Working data:
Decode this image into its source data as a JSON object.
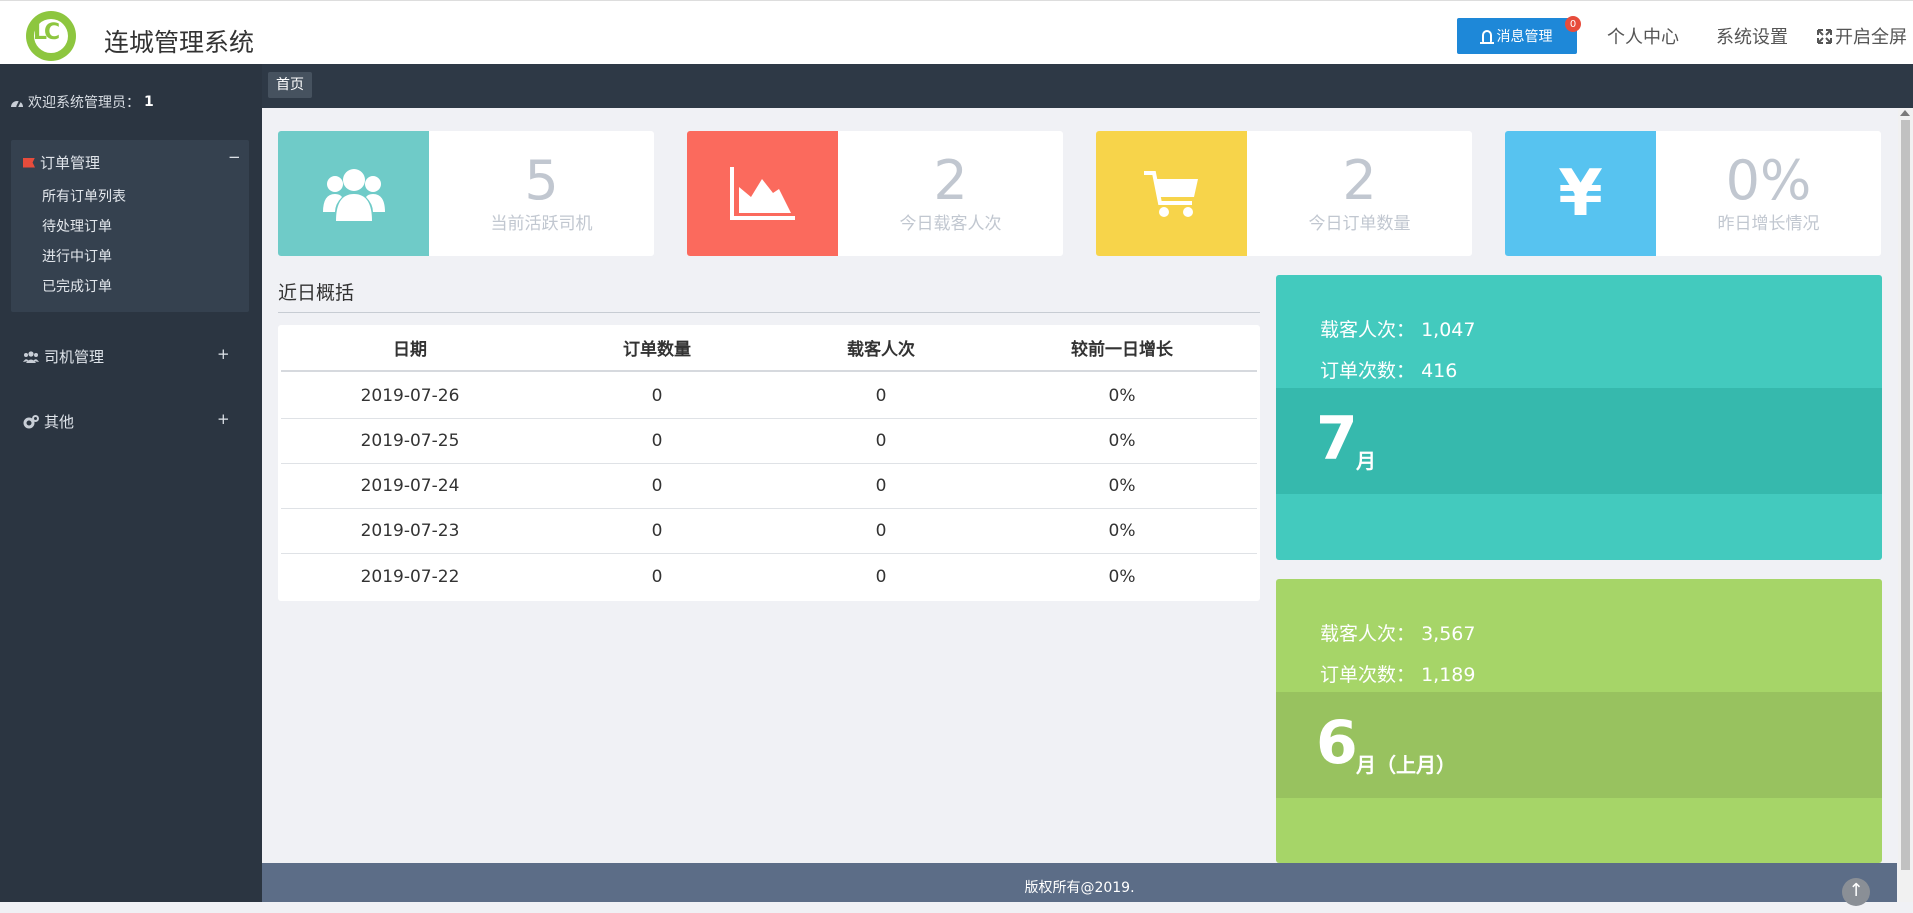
{
  "header": {
    "logo_text": "LC",
    "title": "连城管理系统",
    "message_button": "消息管理",
    "message_badge": "0",
    "personal_center": "个人中心",
    "system_settings": "系统设置",
    "fullscreen": "开启全屏"
  },
  "sidebar": {
    "welcome_label": "欢迎系统管理员：",
    "welcome_value": "1",
    "groups": [
      {
        "label": "订单管理",
        "sign": "−",
        "items": [
          "所有订单列表",
          "待处理订单",
          "进行中订单",
          "已完成订单"
        ]
      },
      {
        "label": "司机管理",
        "sign": "+"
      },
      {
        "label": "其他",
        "sign": "+"
      }
    ]
  },
  "breadcrumb": {
    "home": "首页"
  },
  "stats": [
    {
      "value": "5",
      "label": "当前活跃司机",
      "icon": "users-icon",
      "color": "#6fcbc8"
    },
    {
      "value": "2",
      "label": "今日载客人次",
      "icon": "area-chart-icon",
      "color": "#fb6a5d"
    },
    {
      "value": "2",
      "label": "今日订单数量",
      "icon": "cart-icon",
      "color": "#f7d44a"
    },
    {
      "value": "0%",
      "label": "昨日增长情况",
      "icon": "yen-icon",
      "color": "#57c3f0",
      "glyph": "¥"
    }
  ],
  "overview": {
    "title": "近日概括",
    "headers": [
      "日期",
      "订单数量",
      "载客人次",
      "较前一日增长"
    ],
    "rows": [
      [
        "2019-07-26",
        "0",
        "0",
        "0%"
      ],
      [
        "2019-07-25",
        "0",
        "0",
        "0%"
      ],
      [
        "2019-07-24",
        "0",
        "0",
        "0%"
      ],
      [
        "2019-07-23",
        "0",
        "0",
        "0%"
      ],
      [
        "2019-07-22",
        "0",
        "0",
        "0%"
      ]
    ]
  },
  "months": [
    {
      "passengers_label": "载客人次：",
      "passengers": "1,047",
      "orders_label": "订单次数：",
      "orders": "416",
      "month": "7",
      "suffix": "月",
      "color": "#43cabe",
      "band_color": "#36b9ad"
    },
    {
      "passengers_label": "载客人次：",
      "passengers": "3,567",
      "orders_label": "订单次数：",
      "orders": "1,189",
      "month": "6",
      "suffix": "月（上月）",
      "color": "#a6d568",
      "band_color": "#98c25f"
    }
  ],
  "footer": {
    "copyright": "版权所有@2019.",
    "to_top": "↑"
  }
}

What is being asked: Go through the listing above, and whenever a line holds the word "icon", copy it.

Output below:
      "icon": "users-icon",
      "icon": "area-chart-icon",
      "icon": "cart-icon",
      "icon": "yen-icon",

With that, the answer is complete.